Goal of the exercise ->
The word "command" may appear in lines of the data below. Say how many lines hold it, giving only the number.
*** Opening of Given data ***
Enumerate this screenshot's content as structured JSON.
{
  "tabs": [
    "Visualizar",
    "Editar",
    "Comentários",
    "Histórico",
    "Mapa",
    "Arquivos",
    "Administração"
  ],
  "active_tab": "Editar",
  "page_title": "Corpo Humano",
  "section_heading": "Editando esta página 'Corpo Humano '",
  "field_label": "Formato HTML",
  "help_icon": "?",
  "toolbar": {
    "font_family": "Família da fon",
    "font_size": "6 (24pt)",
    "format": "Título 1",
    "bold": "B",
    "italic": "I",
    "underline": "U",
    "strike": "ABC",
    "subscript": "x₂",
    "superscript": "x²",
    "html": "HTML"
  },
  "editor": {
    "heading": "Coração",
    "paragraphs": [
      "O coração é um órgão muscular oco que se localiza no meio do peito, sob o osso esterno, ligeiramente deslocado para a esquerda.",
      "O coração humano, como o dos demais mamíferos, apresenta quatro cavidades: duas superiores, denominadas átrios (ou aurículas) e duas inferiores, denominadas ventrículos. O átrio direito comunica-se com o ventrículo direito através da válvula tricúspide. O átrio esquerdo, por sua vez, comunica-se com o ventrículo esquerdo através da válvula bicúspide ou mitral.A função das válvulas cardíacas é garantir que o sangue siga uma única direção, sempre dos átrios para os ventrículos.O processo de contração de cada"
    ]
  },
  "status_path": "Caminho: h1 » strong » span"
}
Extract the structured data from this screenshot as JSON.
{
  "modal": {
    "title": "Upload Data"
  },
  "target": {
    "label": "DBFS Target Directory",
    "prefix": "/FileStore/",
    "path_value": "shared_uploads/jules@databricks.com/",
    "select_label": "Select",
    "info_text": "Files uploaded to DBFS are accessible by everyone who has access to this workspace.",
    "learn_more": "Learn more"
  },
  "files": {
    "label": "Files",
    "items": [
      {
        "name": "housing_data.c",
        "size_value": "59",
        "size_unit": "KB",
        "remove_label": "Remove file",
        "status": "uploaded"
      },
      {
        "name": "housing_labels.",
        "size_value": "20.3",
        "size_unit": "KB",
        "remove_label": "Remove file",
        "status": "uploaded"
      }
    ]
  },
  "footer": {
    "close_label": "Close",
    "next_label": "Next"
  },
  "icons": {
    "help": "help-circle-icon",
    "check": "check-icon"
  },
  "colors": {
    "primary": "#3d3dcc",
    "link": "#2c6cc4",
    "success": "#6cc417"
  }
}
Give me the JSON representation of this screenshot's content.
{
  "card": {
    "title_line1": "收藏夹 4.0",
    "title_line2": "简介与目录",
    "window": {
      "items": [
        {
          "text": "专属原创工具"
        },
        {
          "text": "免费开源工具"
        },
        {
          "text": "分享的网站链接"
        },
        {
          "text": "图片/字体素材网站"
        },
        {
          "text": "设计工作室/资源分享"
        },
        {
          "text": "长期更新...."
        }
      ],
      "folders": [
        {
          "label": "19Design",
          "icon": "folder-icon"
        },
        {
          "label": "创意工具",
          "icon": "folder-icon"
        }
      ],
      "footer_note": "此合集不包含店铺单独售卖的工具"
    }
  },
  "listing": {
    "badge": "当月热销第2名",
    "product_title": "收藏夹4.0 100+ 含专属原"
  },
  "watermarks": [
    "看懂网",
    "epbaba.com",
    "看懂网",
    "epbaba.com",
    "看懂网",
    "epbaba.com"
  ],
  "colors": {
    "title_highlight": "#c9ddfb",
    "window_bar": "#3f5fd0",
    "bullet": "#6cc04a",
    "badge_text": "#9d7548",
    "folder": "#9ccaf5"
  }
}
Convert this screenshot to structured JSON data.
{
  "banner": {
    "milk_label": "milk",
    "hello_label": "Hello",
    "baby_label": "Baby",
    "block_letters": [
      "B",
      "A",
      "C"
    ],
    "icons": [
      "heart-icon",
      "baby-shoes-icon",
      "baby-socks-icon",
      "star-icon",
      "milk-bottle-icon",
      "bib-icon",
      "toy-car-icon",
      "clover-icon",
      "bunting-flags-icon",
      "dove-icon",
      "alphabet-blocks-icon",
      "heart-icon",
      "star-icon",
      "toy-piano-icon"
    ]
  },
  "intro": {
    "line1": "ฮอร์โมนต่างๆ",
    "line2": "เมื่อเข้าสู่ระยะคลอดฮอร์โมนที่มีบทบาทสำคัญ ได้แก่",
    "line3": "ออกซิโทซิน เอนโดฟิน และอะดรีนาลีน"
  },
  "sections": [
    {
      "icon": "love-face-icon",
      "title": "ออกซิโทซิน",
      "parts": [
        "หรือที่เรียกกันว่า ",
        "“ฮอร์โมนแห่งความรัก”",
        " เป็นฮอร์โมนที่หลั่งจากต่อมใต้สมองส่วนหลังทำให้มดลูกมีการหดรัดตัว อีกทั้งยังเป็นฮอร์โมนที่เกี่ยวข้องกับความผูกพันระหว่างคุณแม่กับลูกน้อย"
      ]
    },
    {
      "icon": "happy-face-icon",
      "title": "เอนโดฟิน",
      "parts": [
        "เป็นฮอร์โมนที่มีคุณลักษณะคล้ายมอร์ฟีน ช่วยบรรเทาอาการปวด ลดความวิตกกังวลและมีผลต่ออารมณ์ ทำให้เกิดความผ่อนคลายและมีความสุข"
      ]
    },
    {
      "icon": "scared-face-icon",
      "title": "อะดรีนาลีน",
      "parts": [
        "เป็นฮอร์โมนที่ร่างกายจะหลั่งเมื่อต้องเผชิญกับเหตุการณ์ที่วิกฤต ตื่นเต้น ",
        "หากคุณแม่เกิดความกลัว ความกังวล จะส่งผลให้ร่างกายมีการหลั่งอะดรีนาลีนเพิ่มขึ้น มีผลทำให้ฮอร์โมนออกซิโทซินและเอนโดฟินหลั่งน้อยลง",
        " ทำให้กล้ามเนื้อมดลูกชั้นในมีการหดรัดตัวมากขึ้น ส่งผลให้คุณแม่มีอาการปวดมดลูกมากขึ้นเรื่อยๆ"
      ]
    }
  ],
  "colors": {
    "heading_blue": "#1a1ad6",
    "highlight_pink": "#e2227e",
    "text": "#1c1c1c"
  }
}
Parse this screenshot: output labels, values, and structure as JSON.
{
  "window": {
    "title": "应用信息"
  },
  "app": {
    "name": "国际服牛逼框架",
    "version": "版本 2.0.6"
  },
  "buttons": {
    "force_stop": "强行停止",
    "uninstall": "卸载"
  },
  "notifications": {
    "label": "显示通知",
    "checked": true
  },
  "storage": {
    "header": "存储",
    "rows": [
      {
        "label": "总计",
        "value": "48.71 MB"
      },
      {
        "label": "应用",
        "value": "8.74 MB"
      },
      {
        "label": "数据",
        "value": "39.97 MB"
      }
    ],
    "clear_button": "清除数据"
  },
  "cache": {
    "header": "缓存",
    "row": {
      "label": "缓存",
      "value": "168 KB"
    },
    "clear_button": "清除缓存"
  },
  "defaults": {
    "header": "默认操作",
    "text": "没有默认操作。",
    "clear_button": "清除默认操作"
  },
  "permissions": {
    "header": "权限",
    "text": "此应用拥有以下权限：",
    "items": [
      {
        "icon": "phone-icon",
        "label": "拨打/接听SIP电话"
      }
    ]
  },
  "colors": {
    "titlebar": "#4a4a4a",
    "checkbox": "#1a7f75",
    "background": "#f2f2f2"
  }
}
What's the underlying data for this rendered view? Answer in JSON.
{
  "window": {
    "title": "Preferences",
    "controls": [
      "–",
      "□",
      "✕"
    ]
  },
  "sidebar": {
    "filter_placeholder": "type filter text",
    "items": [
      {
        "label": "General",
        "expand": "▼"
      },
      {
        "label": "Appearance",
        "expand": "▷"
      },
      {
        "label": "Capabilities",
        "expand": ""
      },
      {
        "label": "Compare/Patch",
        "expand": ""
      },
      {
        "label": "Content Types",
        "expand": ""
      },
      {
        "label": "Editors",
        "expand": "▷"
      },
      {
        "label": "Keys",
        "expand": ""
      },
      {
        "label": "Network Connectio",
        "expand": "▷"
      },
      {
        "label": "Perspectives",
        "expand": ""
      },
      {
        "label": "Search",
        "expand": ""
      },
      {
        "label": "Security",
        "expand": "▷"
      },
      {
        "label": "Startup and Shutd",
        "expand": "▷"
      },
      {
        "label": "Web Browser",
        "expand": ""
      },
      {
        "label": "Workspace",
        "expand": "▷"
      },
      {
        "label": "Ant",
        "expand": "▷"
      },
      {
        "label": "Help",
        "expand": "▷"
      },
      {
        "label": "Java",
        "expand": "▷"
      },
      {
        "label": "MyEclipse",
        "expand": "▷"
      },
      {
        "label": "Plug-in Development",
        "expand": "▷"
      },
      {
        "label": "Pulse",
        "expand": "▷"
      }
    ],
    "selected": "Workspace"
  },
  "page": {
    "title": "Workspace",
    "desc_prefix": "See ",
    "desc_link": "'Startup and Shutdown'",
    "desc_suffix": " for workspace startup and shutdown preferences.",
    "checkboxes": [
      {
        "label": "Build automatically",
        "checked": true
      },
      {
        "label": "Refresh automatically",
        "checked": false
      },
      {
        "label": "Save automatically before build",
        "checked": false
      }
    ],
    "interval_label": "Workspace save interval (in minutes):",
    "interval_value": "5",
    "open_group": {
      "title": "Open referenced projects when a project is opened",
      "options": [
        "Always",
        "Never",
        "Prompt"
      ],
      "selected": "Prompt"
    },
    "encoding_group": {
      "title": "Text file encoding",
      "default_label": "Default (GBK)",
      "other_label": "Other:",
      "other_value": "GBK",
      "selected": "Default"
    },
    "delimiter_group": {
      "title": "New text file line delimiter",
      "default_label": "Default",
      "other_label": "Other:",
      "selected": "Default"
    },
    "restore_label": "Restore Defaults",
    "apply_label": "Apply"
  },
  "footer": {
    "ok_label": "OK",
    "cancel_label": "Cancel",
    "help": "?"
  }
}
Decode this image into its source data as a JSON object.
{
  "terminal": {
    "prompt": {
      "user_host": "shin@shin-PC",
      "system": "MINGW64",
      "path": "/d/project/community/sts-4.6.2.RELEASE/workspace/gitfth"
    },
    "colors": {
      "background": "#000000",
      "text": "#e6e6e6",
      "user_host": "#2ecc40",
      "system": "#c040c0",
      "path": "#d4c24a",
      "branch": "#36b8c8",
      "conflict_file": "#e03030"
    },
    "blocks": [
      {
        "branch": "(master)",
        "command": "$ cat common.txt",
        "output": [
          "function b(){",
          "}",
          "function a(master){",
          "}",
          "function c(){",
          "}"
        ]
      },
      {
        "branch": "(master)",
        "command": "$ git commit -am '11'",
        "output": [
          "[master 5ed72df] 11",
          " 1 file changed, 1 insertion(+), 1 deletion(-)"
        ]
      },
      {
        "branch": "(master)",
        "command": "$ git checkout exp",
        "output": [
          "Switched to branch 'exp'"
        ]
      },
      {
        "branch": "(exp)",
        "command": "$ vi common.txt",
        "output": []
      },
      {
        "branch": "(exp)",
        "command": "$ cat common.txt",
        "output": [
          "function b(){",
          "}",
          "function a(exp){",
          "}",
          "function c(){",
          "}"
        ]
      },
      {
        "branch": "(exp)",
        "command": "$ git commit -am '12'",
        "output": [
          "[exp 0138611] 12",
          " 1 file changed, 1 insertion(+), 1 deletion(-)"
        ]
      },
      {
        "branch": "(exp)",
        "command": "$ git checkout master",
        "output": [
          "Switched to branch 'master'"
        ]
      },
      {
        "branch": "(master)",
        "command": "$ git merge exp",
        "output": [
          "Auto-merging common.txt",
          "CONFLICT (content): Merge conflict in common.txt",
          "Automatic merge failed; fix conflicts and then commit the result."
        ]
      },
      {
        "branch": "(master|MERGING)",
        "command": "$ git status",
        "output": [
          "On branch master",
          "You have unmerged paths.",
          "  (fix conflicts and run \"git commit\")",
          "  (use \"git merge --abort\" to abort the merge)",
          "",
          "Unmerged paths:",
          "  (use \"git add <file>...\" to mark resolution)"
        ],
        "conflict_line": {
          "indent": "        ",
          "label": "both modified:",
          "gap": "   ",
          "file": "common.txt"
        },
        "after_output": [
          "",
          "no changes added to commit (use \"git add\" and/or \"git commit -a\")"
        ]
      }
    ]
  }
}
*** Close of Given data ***
Answer to this task ->
9